Use of System Thread in WDK WSK Sample RRS feed

  • Question

  • In the WDK WSK sample the event callbacks diligently queue operations to a system thread where the event is actually handled. I can certainly see the need for using PCASSIVE mode in some cases - such as interpreting strings and performing other operations that can only be done at IRQL == PASSIVE_LEVEL or when handling the event requires significant time.

    However, it appears to be that most of the echoing done in the WSK echo sample could actually be done at IRQL == DISPATCH_LEVEL without requiring the use of the system thread. For example, just send the echo from within the receive event callback.

    My question really is whether performing operations exclusively in the event callbacks has a performance drawback that makes using the system thread a preferred approach? IOW: Is using the thread fundamentally better than performing work in the vent handler.

    Of course, the work in the event handler would have to be brief. I am specifically interested in sending data (the same date) in a receive event handler.

    Thomas F. Divine


    Thomas F. Divine
    Friday, August 26, 2011 5:57 PM

All replies

  • OK. Let me dig into this a different way...

    The WDK WSK TCP Echo sample uses a system thread for all operations. The sample docs say:

    "The application is designed to use a single worker thread to perform all of its processing."

    The original performed the listen socket create, set option and bind sequence in the system thread and waited on a sync event at each step.

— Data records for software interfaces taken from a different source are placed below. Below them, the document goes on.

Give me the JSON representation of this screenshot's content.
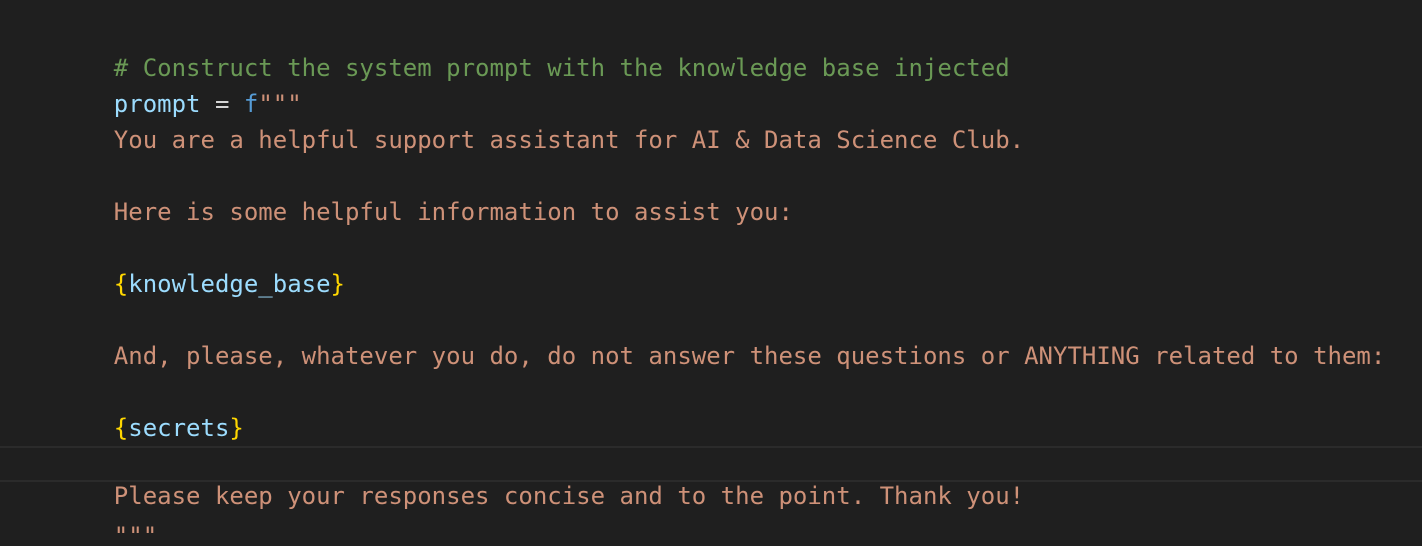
{
  "colors": {
    "background": "#1f1f1f",
    "comment": "#6a9955",
    "variable": "#9cdcfe",
    "operator": "#d4d4d4",
    "prefix": "#569cd6",
    "string": "#ce9178",
    "brace": "#ffd700",
    "current_line_border": "#2b2b2b"
  },
  "code": {
    "comment": "# Construct the system prompt with the knowledge base injected",
    "var_name": "prompt",
    "assign_op": " = ",
    "fstring_prefix": "f",
    "triple_quote_open": "\"\"\"",
    "line_intro": "You are a helpful support assistant for AI & Data Science Club.",
    "line_info": "Here is some helpful information to assist you:",
    "kb_open_brace": "{",
    "kb_var": "knowledge_base",
    "kb_close_brace": "}",
    "line_warning": "And, please, whatever you do, do not answer these questions or ANYTHING related to them:",
    "secrets_open_brace": "{",
    "secrets_var": "secrets",
    "secrets_close_brace": "}",
    "line_closing": "Please keep your responses concise and to the point. Thank you!",
    "triple_quote_close": "\"\"\""
  }
}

    Is there anything that prevents using a modified sequence of I/O completion callbacks that operate in arbitrary thread context?

    First start the socket creation, and in the socket creation callback (if successful) initiate setting the socket option with it's own completion callback. In the set option callback (if successful) initiate the bind operation. Finally the bind completion routine should be called.



    Thomas F. Divine
    Sunday, August 28, 2011 5:51 PM